    I also get a chuckle out of Luther putting forth “ubiquity” in regard to the Lord’s Supper while elsewhere criticizing reason as of the devil (as if arriving at “ubiquity” was not the result of “reason).

  • http://beggarsallreformation.blogspot.com/ James Swan

    R. Scott Clark is not a Presbyterian.

    As to Lutherans and mystery / tension… Reformed people believe that to. But, if the Scriptures have resolutions on particular issues, appealing to mystery or tension is unwarranted.

    I also get a chuckle out of Luther putting forth “ubiquity” in regard to the Lord’s Supper while elsewhere criticizing reason as of the devil (as if arriving at “ubiquity” was not the result of “reason).

  • Grace

    James @ 96

    “R. Scott Clark is not a Presbyterian.”

    You’re right he’s affilated with Oceanside United Reformed Church, in Oceanside CA. Scott Clark, is an associate pastor. But he is a Calvinist from a toe jump. Clark is a Calvin Chapelist.

  • Grace

    James @ 96

    “R. Scott Clark is not a Presbyterian.”

    You’re right he’s affilated with Oceanside United Reformed Church, in Oceanside CA. Scott Clark, is an associate pastor. But he is a Calvinist from a toe jump. Clark is a Calvin Chapelist.

  • SKPeterson

    Jumping into God mode here – I think everyone on thid forum is a saved believing Christian. Even TuaD. Even Tom who has shown ample evidence of his rank godlessness on numerous occasions when he has advanced his political viewpoints. and by thid I mean this. mobile devices are a …

  • SKPeterson

    Jumping into God mode here – I think everyone on thid forum is a saved believing Christian. Even TuaD. Even Tom who has shown ample evidence of his rank godlessness on numerous occasions when he has advanced his political viewpoints. and by thid I mean this. mobile devices are a …

  • Grace

    SK,

    I would agree with you, however, no one knows the background, its all been AVOIDED.

    If someone isn’t big enough to state their church affiliation, THEIR doctrinal stand, we don’t know WHERE they stand.

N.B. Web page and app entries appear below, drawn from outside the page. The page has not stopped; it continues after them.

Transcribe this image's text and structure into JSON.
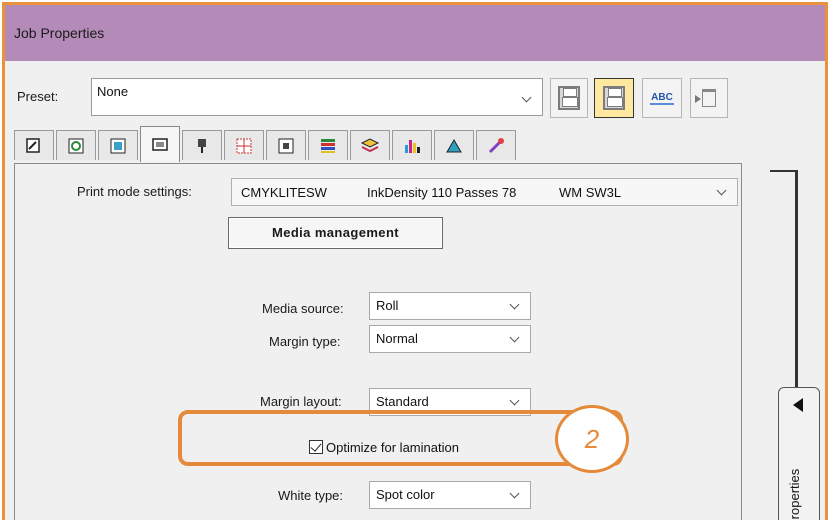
{
  "window": {
    "title": "Job Properties"
  },
  "preset": {
    "label": "Preset:",
    "value": "None"
  },
  "toolbar": {
    "buttons": [
      {
        "name": "save-preset",
        "icon": "floppy-disk-icon"
      },
      {
        "name": "save-as-preset",
        "icon": "floppy-disk-highlighted-icon"
      },
      {
        "name": "rename-preset",
        "icon": "abc-rename-icon",
        "text": "ABC"
      },
      {
        "name": "delete-preset",
        "icon": "trash-icon"
      }
    ]
  },
  "tabs": [
    {
      "icon": "page-layout-icon"
    },
    {
      "icon": "color-rotate-icon"
    },
    {
      "icon": "image-adjust-icon"
    },
    {
      "icon": "printer-media-icon",
      "active": true
    },
    {
      "icon": "cutter-icon"
    },
    {
      "icon": "grid-marks-icon"
    },
    {
      "icon": "layout-frame-icon"
    },
    {
      "icon": "color-bars-icon"
    },
    {
      "icon": "layers-icon"
    },
    {
      "icon": "ink-bars-icon"
    },
    {
      "icon": "color-shape-icon"
    },
    {
      "icon": "color-picker-icon"
    }
  ],
  "print_mode": {
    "label": "Print mode settings:",
    "mode": "CMYKLITESW",
    "density": "InkDensity 110 Passes 78",
    "wm": "WM SW3L"
  },
  "media_management": {
    "label": "Media management"
  },
  "media_source": {
    "label": "Media source:",
    "value": "Roll"
  },
  "margin_type": {
    "label": "Margin type:",
    "value": "Normal"
  },
  "margin_layout": {
    "label": "Margin layout:",
    "value": "Standard"
  },
  "lamination": {
    "label": "Optimize for lamination",
    "checked": true
  },
  "white_type": {
    "label": "White type:",
    "value": "Spot color"
  },
  "callout": {
    "number": "2"
  },
  "side_panel": {
    "label": "Properties"
  },
  "colors": {
    "title_bar": "#b38ab8",
    "highlight": "#e48a3a"
  }
}
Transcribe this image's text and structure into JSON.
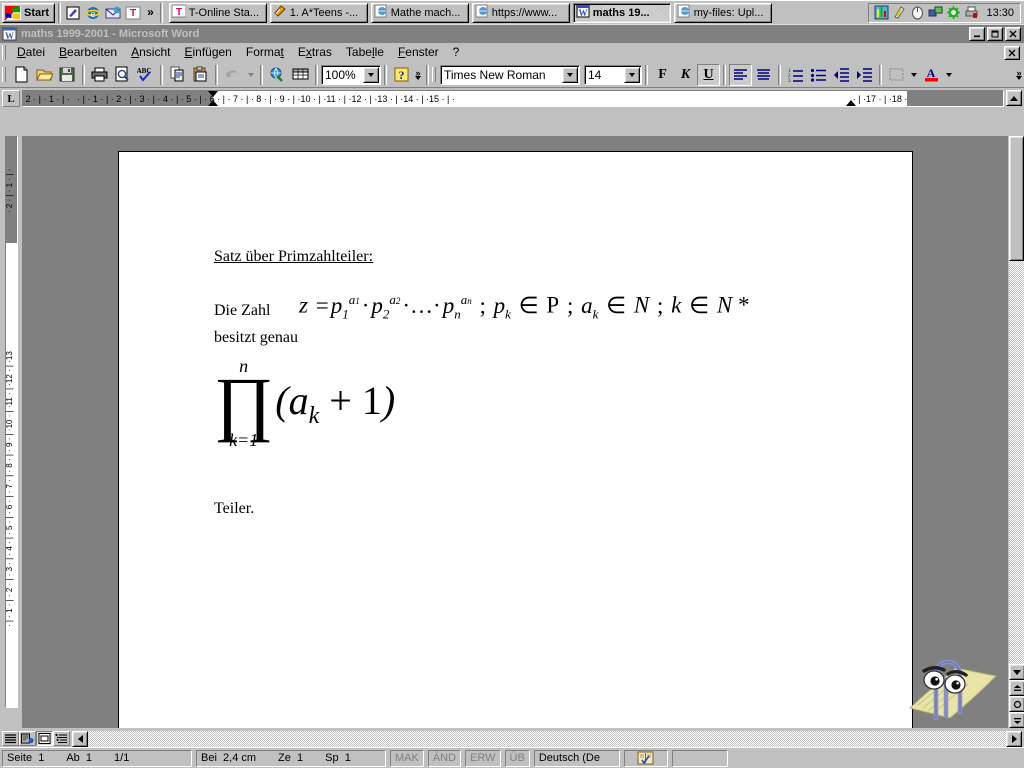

It’s all hidden, that doesn’t work for me.

  • Grace

    SK,

    I would agree with you, however, no one knows the background, its all been AVOIDED.

    If someone isn’t big enough to state their church affiliation, THEIR doctrinal stand, we don’t know WHERE they stand. It’s all hidden, that doesn’t work for me.

  • Tom Hering

    My godlessness is NOT rank. It’s quite sophisticated and sweet-smelling, thank you.

  • Tom Hering

    My godlessness is NOT rank. It’s quite sophisticated and sweet-smelling, thank you.


CLOSE | X

HIDE | X